Did some Googling and found some info about the other files:
SQLite by default creates the journal file at the start of a transaction, which is a good thing. Normally it deletes the file upon commit.
You can change this behavior to simply truncate the file (no create/delete necessary) or to zero it, via a PRAGMA sql command. Not all options may be supported on your version of SQLite.
PRAGMA journal_mode = DELETE | TRUNCATE | PERSIST | MEMORY | OFF
Write operations are normally not completed until you COMMIT, which is implemented by truncating, deleting, or invalidating the journal.
If this behavior is new, I have no explanation for why it might have changed, other than perhaps an upgrade of SQLite changed default behavior, or has become more sophisticated by not reopening the journal for every transaction.
These are temporary files created by SQLite. If you are manually deleting the main db you should probably delete these too. From what I can gather the WAL is a replacement for the rollback journal that enables SQLite to rollback changes when a transaction fails. How SQLite uses them and why they are kept around for so long is up to the authors of SQLite but in general SQLite seems pretty rock solid so I wouldn't worry too much about them. For more info take a look here:

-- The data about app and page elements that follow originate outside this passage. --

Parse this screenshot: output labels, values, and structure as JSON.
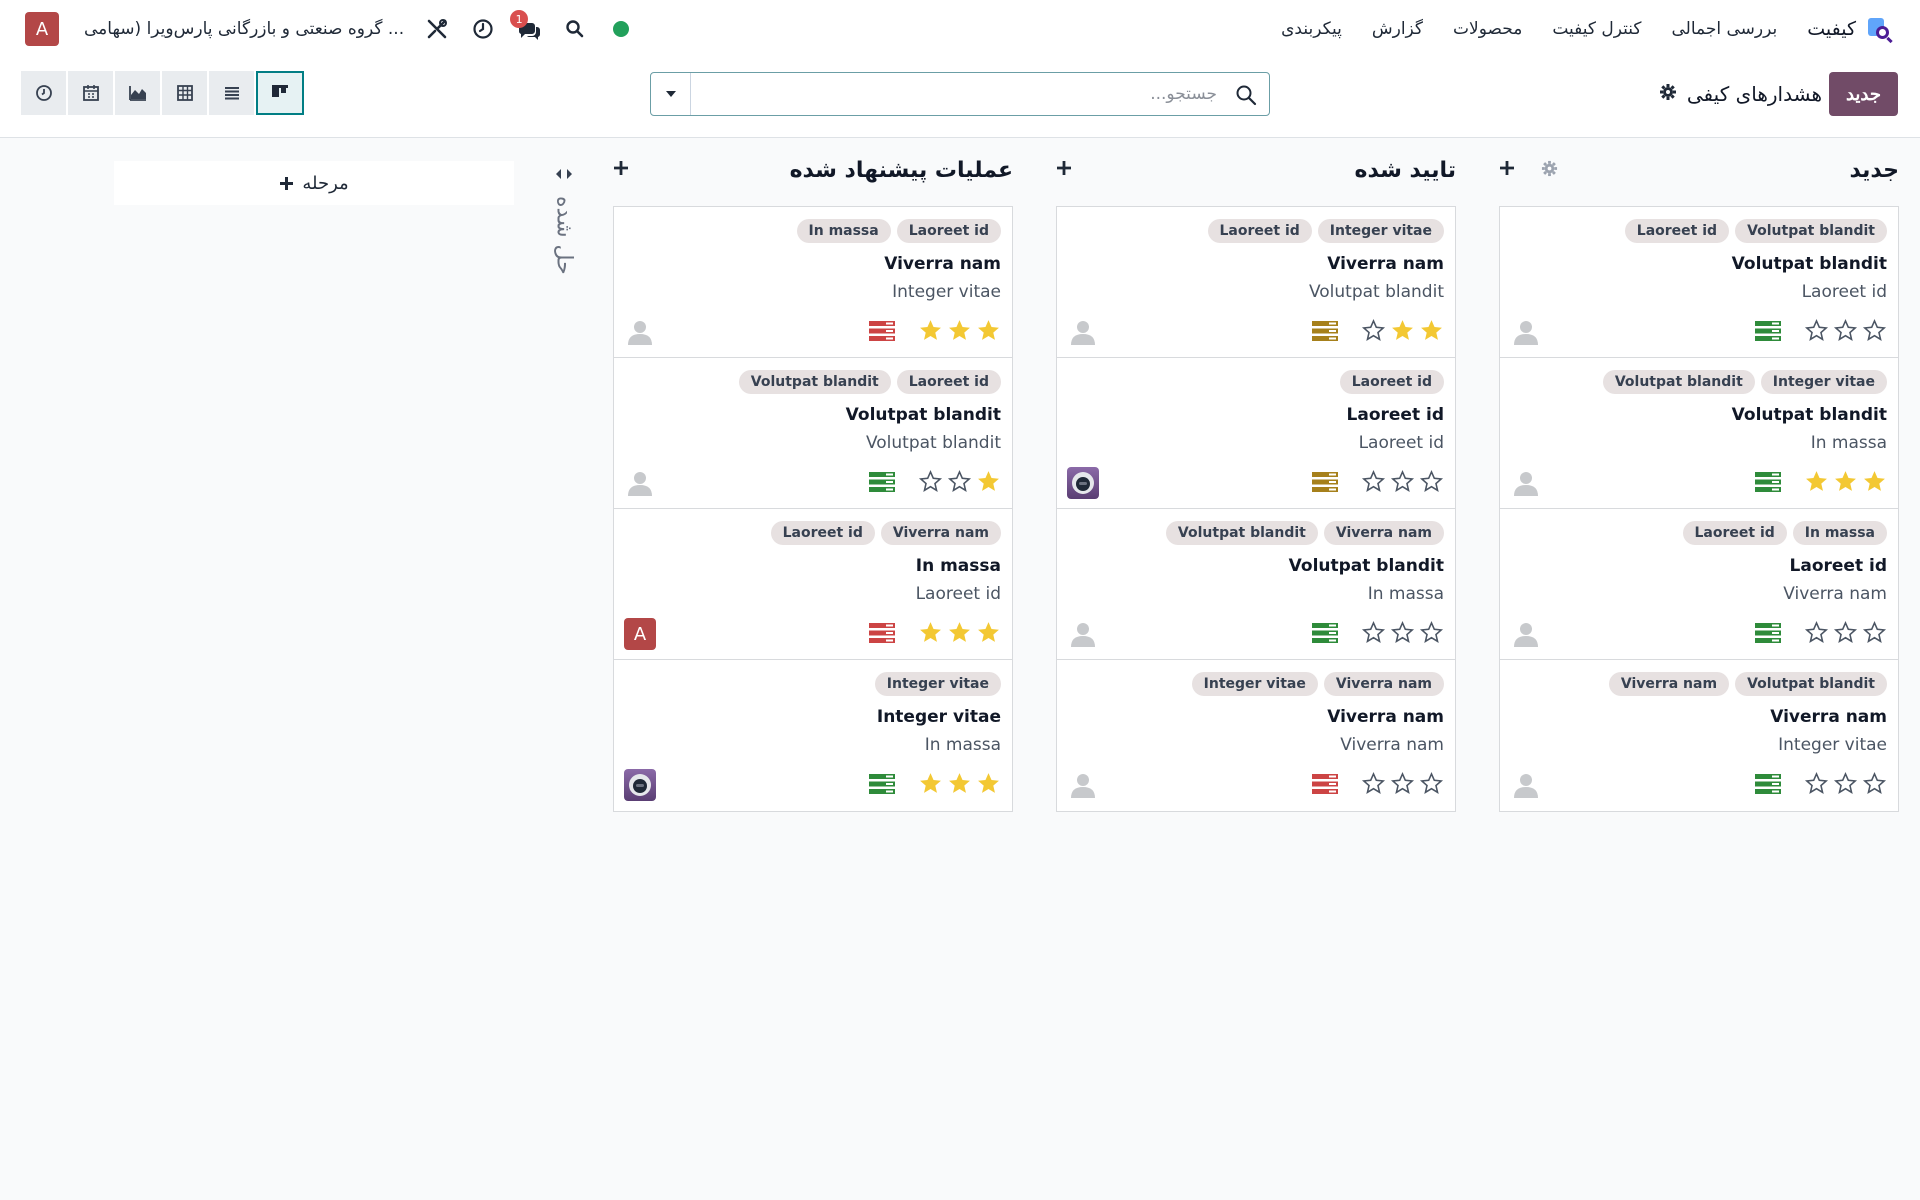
{
  "navbar": {
    "app_name": "کیفیت",
    "menu": [
      "بررسی اجمالی",
      "کنترل کیفیت",
      "محصولات",
      "گزارش",
      "پیکربندی"
    ],
    "user_initial": "A",
    "company": "گروه صنعتی و بازرگانی پارس‌ویرا (سهامی ...",
    "chat_badge": "1",
    "status_color": "#22a05b"
  },
  "control": {
    "new_button": "جدید",
    "breadcrumb": "هشدارهای کیفی",
    "search_placeholder": "جستجو..."
  },
  "add_stage_label": "مرحله",
  "folded_column": {
    "title": "حل شده"
  },
  "columns": [
    {
      "title": "جدید",
      "cards": [
        {
          "tags": [
            "Volutpat blandit",
            "Laoreet id"
          ],
          "title": "Volutpat blandit",
          "subtitle": "Laoreet id",
          "stars": 0,
          "priority": "green",
          "assignee": "placeholder"
        },
        {
          "tags": [
            "Integer vitae",
            "Volutpat blandit"
          ],
          "title": "Volutpat blandit",
          "subtitle": "In massa",
          "stars": 3,
          "priority": "green",
          "assignee": "placeholder"
        },
        {
          "tags": [
            "In massa",
            "Laoreet id"
          ],
          "title": "Laoreet id",
          "subtitle": "Viverra nam",
          "stars": 0,
          "priority": "green",
          "assignee": "placeholder"
        },
        {
          "tags": [
            "Volutpat blandit",
            "Viverra nam"
          ],
          "title": "Viverra nam",
          "subtitle": "Integer vitae",
          "stars": 0,
          "priority": "green",
          "assignee": "placeholder"
        }
      ]
    },
    {
      "title": "تایید شده",
      "cards": [
        {
          "tags": [
            "Integer vitae",
            "Laoreet id"
          ],
          "title": "Viverra nam",
          "subtitle": "Volutpat blandit",
          "stars": 2,
          "priority": "yellow",
          "assignee": "placeholder"
        },
        {
          "tags": [
            "Laoreet id"
          ],
          "title": "Laoreet id",
          "subtitle": "Laoreet id",
          "stars": 0,
          "priority": "yellow",
          "assignee": "robot"
        },
        {
          "tags": [
            "Viverra nam",
            "Volutpat blandit"
          ],
          "title": "Volutpat blandit",
          "subtitle": "In massa",
          "stars": 0,
          "priority": "green",
          "assignee": "placeholder"
        },
        {
          "tags": [
            "Viverra nam",
            "Integer vitae"
          ],
          "title": "Viverra nam",
          "subtitle": "Viverra nam",
          "stars": 0,
          "priority": "red",
          "assignee": "placeholder"
        }
      ]
    },
    {
      "title": "عملیات پیشنهاد شده",
      "cards": [
        {
          "tags": [
            "Laoreet id",
            "In massa"
          ],
          "title": "Viverra nam",
          "subtitle": "Integer vitae",
          "stars": 3,
          "priority": "red",
          "assignee": "placeholder"
        },
        {
          "tags": [
            "Laoreet id",
            "Volutpat blandit"
          ],
          "title": "Volutpat blandit",
          "subtitle": "Volutpat blandit",
          "stars": 1,
          "priority": "green",
          "assignee": "placeholder"
        },
        {
          "tags": [
            "Viverra nam",
            "Laoreet id"
          ],
          "title": "In massa",
          "subtitle": "Laoreet id",
          "stars": 3,
          "priority": "red",
          "assignee": "A"
        },
        {
          "tags": [
            "Integer vitae"
          ],
          "title": "Integer vitae",
          "subtitle": "In massa",
          "stars": 3,
          "priority": "green",
          "assignee": "robot"
        }
      ]
    }
  ],
  "colors": {
    "primary": "#714b67",
    "accent": "#017e84",
    "star": "#f3c833",
    "priority_green": "#2e8b3a",
    "priority_yellow": "#a6801b",
    "priority_red": "#cc4444"
  }
}
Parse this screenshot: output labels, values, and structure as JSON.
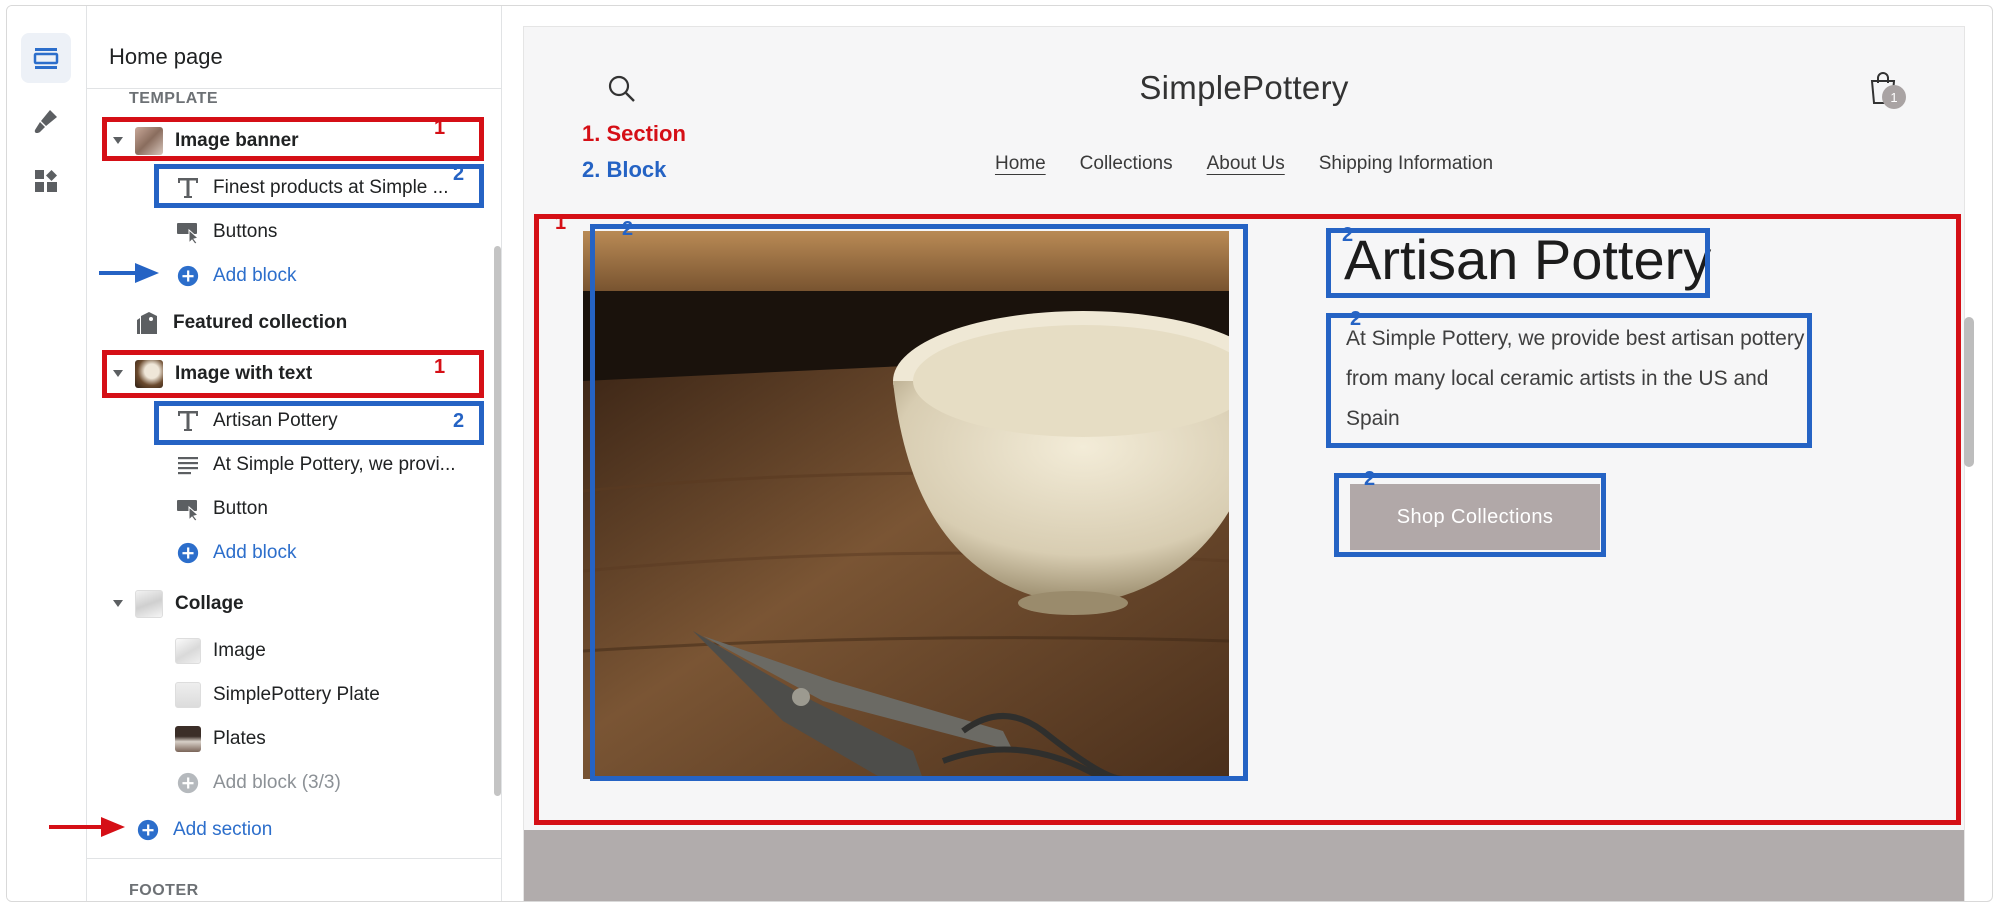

These files are a new feature of SQLite 3.7.
Hope that helps...